▶ [PROMPT]: All the records below must be returned exactly as they stand.

= = = =

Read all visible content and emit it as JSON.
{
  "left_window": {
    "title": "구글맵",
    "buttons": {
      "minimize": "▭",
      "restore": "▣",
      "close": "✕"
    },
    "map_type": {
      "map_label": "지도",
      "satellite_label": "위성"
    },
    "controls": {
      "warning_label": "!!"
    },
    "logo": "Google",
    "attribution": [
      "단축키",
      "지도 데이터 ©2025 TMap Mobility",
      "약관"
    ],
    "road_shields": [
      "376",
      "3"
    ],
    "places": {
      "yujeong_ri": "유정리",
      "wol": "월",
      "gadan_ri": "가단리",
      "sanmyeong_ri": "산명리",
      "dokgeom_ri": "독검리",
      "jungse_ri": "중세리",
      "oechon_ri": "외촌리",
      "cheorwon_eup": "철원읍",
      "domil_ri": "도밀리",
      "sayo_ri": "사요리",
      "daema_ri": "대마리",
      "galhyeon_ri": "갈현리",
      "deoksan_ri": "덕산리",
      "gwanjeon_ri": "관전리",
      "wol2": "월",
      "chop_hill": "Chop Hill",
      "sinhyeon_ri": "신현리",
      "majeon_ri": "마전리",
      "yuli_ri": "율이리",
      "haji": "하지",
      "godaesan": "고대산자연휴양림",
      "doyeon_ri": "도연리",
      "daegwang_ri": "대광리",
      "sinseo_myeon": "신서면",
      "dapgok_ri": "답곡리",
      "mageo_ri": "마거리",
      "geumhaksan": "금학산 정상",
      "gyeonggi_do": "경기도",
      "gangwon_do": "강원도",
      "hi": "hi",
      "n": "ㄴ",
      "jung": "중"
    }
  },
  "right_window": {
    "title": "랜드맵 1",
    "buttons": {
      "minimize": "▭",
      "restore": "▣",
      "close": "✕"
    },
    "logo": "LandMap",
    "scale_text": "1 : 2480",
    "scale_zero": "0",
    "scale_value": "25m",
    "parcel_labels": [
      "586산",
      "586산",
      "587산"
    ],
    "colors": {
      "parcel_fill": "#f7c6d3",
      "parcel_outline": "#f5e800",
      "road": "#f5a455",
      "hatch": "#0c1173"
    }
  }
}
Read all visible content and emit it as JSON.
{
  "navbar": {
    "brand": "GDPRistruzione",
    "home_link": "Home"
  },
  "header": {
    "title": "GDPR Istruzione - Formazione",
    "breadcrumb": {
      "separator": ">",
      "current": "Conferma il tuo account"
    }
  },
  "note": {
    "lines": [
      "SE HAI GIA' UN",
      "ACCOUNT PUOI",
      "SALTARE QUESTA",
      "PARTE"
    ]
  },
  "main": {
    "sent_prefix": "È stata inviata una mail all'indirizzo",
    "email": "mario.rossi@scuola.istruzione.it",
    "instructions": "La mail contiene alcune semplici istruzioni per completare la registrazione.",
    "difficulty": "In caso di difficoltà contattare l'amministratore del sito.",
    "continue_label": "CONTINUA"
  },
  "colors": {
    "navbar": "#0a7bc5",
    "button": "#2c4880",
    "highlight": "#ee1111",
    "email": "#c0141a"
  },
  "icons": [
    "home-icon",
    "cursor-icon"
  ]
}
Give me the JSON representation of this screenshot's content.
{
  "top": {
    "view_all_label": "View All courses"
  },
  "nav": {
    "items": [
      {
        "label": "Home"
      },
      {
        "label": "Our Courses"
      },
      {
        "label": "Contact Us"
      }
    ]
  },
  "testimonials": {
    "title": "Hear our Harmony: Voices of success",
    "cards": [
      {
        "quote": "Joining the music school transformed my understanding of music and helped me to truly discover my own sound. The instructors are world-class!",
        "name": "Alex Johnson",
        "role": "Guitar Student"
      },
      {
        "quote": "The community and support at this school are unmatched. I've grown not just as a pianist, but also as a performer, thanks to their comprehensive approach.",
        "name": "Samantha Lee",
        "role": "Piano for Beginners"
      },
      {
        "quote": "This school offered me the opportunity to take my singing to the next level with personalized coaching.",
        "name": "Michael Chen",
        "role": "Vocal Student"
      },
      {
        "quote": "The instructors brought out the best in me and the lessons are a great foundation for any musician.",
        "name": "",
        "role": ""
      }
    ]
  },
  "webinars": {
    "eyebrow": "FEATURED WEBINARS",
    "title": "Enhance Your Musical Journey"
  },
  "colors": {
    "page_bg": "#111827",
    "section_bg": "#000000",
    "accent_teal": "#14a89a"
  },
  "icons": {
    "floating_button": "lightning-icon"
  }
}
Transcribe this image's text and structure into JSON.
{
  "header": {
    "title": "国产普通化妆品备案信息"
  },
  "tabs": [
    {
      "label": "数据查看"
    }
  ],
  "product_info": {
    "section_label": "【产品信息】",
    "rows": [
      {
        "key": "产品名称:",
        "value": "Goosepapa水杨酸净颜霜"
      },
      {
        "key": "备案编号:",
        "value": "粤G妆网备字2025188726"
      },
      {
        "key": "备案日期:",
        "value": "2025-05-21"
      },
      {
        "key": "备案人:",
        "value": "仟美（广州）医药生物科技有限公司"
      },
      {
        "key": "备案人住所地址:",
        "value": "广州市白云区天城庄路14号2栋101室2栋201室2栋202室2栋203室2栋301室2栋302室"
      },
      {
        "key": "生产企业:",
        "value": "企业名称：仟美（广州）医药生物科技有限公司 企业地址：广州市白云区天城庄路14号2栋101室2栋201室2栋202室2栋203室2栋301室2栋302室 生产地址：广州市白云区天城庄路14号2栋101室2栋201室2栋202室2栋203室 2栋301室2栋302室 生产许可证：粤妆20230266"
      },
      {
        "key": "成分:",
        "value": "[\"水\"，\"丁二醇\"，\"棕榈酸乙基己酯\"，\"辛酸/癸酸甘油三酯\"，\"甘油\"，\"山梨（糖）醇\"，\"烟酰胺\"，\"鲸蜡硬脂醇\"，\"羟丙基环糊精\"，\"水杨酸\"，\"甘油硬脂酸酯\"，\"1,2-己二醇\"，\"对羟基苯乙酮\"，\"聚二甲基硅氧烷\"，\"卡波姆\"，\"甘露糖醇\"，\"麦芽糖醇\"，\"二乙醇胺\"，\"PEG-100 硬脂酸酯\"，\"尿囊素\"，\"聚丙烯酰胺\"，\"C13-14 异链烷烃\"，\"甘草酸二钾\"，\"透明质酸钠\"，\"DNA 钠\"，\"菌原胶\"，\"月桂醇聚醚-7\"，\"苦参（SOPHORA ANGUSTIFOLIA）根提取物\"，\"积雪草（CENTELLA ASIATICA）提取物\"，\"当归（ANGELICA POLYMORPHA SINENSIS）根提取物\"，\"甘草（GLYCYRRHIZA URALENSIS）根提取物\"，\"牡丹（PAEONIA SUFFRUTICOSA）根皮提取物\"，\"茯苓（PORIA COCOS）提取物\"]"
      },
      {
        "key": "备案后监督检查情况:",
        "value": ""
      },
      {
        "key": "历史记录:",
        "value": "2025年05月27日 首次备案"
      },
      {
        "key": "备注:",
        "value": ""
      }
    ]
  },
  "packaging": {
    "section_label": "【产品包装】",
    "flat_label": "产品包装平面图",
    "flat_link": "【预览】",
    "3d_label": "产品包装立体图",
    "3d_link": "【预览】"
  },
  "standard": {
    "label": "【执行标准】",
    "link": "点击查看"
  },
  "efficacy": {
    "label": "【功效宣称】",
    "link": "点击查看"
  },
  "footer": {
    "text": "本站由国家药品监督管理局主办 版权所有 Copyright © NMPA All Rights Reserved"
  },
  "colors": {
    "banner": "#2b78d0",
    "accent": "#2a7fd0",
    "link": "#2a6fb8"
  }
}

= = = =

▶ [EXERCISE ANSWER]:
Read all visible content and emit it as JSON.
{
  "left_window": {
    "title": "구글맵",
    "buttons": {
      "minimize": "▭",
      "restore": "▣",
      "close": "✕"
    },
    "map_type": {
      "map_label": "지도",
      "satellite_label": "위성"
    },
    "controls": {
      "warning_label": "!!"
    },
    "logo": "Google",
    "attribution": [
      "단축키",
      "지도 데이터 ©2025 TMap Mobility",
      "약관"
    ],
    "road_shields": [
      "376",
      "3"
    ],
    "places": {
      "yujeong_ri": "유정리",
      "wol": "월",
      "gadan_ri": "가단리",
      "sanmyeong_ri": "산명리",
      "dokgeom_ri": "독검리",
      "jungse_ri": "중세리",
      "oechon_ri": "외촌리",
      "cheorwon_eup": "철원읍",
      "domil_ri": "도밀리",
      "sayo_ri": "사요리",
      "daema_ri": "대마리",
      "galhyeon_ri": "갈현리",
      "deoksan_ri": "덕산리",
      "gwanjeon_ri": "관전리",
      "wol2": "월",
      "chop_hill": "Chop Hill",
      "sinhyeon_ri": "신현리",
      "majeon_ri": "마전리",
      "yuli_ri": "율이리",
      "haji": "하지",
      "godaesan": "고대산자연휴양림",
      "doyeon_ri": "도연리",
      "daegwang_ri": "대광리",
      "sinseo_myeon": "신서면",
      "dapgok_ri": "답곡리",
      "mageo_ri": "마거리",
      "geumhaksan": "금학산 정상",
      "gyeonggi_do": "경기도",
      "gangwon_do": "강원도",
      "hi": "hi",
      "n": "ㄴ",
      "jung": "중"
    }
  },
  "right_window": {
    "title": "랜드맵 1",
    "buttons": {
      "minimize": "▭",
      "restore": "▣",
      "close": "✕"
    },
    "logo": "LandMap",
    "scale_text": "1 : 2480",
    "scale_zero": "0",
    "scale_value": "25m",
    "parcel_labels": [
      "586산",
      "586산",
      "587산"
    ],
    "colors": {
      "parcel_fill": "#f7c6d3",
      "parcel_outline": "#f5e800",
      "road": "#f5a455",
      "hatch": "#0c1173"
    }
  }
}
Read all visible content and emit it as JSON.
{
  "navbar": {
    "brand": "GDPRistruzione",
    "home_link": "Home"
  },
  "header": {
    "title": "GDPR Istruzione - Formazione",
    "breadcrumb": {
      "separator": ">",
      "current": "Conferma il tuo account"
    }
  },
  "note": {
    "lines": [
      "SE HAI GIA' UN",
      "ACCOUNT PUOI",
      "SALTARE QUESTA",
      "PARTE"
    ]
  },
  "main": {
    "sent_prefix": "È stata inviata una mail all'indirizzo",
    "email": "mario.rossi@scuola.istruzione.it",
    "instructions": "La mail contiene alcune semplici istruzioni per completare la registrazione.",
    "difficulty": "In caso di difficoltà contattare l'amministratore del sito.",
    "continue_label": "CONTINUA"
  },
  "colors": {
    "navbar": "#0a7bc5",
    "button": "#2c4880",
    "highlight": "#ee1111",
    "email": "#c0141a"
  },
  "icons": [
    "home-icon",
    "cursor-icon"
  ]
}
Give me the JSON representation of this screenshot's content.
{
  "top": {
    "view_all_label": "View All courses"
  },
  "nav": {
    "items": [
      {
        "label": "Home"
      },
      {
        "label": "Our Courses"
      },
      {
        "label": "Contact Us"
      }
    ]
  },
  "testimonials": {
    "title": "Hear our Harmony: Voices of success",
    "cards": [
      {
        "quote": "Joining the music school transformed my understanding of music and helped me to truly discover my own sound. The instructors are world-class!",
        "name": "Alex Johnson",
        "role": "Guitar Student"
      },
      {
        "quote": "The community and support at this school are unmatched. I've grown not just as a pianist, but also as a performer, thanks to their comprehensive approach.",
        "name": "Samantha Lee",
        "role": "Piano for Beginners"
      },
      {
        "quote": "This school offered me the opportunity to take my singing to the next level with personalized coaching.",
        "name": "Michael Chen",
        "role": "Vocal Student"
      },
      {
        "quote": "The instructors brought out the best in me and the lessons are a great foundation for any musician.",
        "name": "",
        "role": ""
      }
    ]
  },
  "webinars": {
    "eyebrow": "FEATURED WEBINARS",
    "title": "Enhance Your Musical Journey"
  },
  "colors": {
    "page_bg": "#111827",
    "section_bg": "#000000",
    "accent_teal": "#14a89a"
  },
  "icons": {
    "floating_button": "lightning-icon"
  }
}
Transcribe this image's text and structure into JSON.
{
  "header": {
    "title": "国产普通化妆品备案信息"
  },
  "tabs": [
    {
      "label": "数据查看"
    }
  ],
  "product_info": {
    "section_label": "【产品信息】",
    "rows": [
      {
        "key": "产品名称:",
        "value": "Goosepapa水杨酸净颜霜"
      },
      {
        "key": "备案编号:",
        "value": "粤G妆网备字2025188726"
      },
      {
        "key": "备案日期:",
        "value": "2025-05-21"
      },
      {
        "key": "备案人:",
        "value": "仟美（广州）医药生物科技有限公司"
      },
      {
        "key": "备案人住所地址:",
        "value": "广州市白云区天城庄路14号2栋101室2栋201室2栋202室2栋203室2栋301室2栋302室"
      },
      {
        "key": "生产企业:",
        "value": "企业名称：仟美（广州）医药生物科技有限公司 企业地址：广州市白云区天城庄路14号2栋101室2栋201室2栋202室2栋203室2栋301室2栋302室 生产地址：广州市白云区天城庄路14号2栋101室2栋201室2栋202室2栋203室 2栋301室2栋302室 生产许可证：粤妆20230266"
      },
      {
        "key": "成分:",
        "value": "[\"水\"，\"丁二醇\"，\"棕榈酸乙基己酯\"，\"辛酸/癸酸甘油三酯\"，\"甘油\"，\"山梨（糖）醇\"，\"烟酰胺\"，\"鲸蜡硬脂醇\"，\"羟丙基环糊精\"，\"水杨酸\"，\"甘油硬脂酸酯\"，\"1,2-己二醇\"，\"对羟基苯乙酮\"，\"聚二甲基硅氧烷\"，\"卡波姆\"，\"甘露糖醇\"，\"麦芽糖醇\"，\"二乙醇胺\"，\"PEG-100 硬脂酸酯\"，\"尿囊素\"，\"聚丙烯酰胺\"，\"C13-14 异链烷烃\"，\"甘草酸二钾\"，\"透明质酸钠\"，\"DNA 钠\"，\"菌原胶\"，\"月桂醇聚醚-7\"，\"苦参（SOPHORA ANGUSTIFOLIA）根提取物\"，\"积雪草（CENTELLA ASIATICA）提取物\"，\"当归（ANGELICA POLYMORPHA SINENSIS）根提取物\"，\"甘草（GLYCYRRHIZA URALENSIS）根提取物\"，\"牡丹（PAEONIA SUFFRUTICOSA）根皮提取物\"，\"茯苓（PORIA COCOS）提取物\"]"
      },
      {
        "key": "备案后监督检查情况:",
        "value": ""
      },
      {
        "key": "历史记录:",
        "value": "2025年05月27日 首次备案"
      },
      {
        "key": "备注:",
        "value": ""
      }
    ]
  },
  "packaging": {
    "section_label": "【产品包装】",
    "flat_label": "产品包装平面图",
    "flat_link": "【预览】",
    "3d_label": "产品包装立体图",
    "3d_link": "【预览】"
  },
  "standard": {
    "label": "【执行标准】",
    "link": "点击查看"
  },
  "efficacy": {
    "label": "【功效宣称】",
    "link": "点击查看"
  },
  "footer": {
    "text": "本站由国家药品监督管理局主办 版权所有 Copyright © NMPA All Rights Reserved"
  },
  "colors": {
    "banner": "#2b78d0",
    "accent": "#2a7fd0",
    "link": "#2a6fb8"
  }
}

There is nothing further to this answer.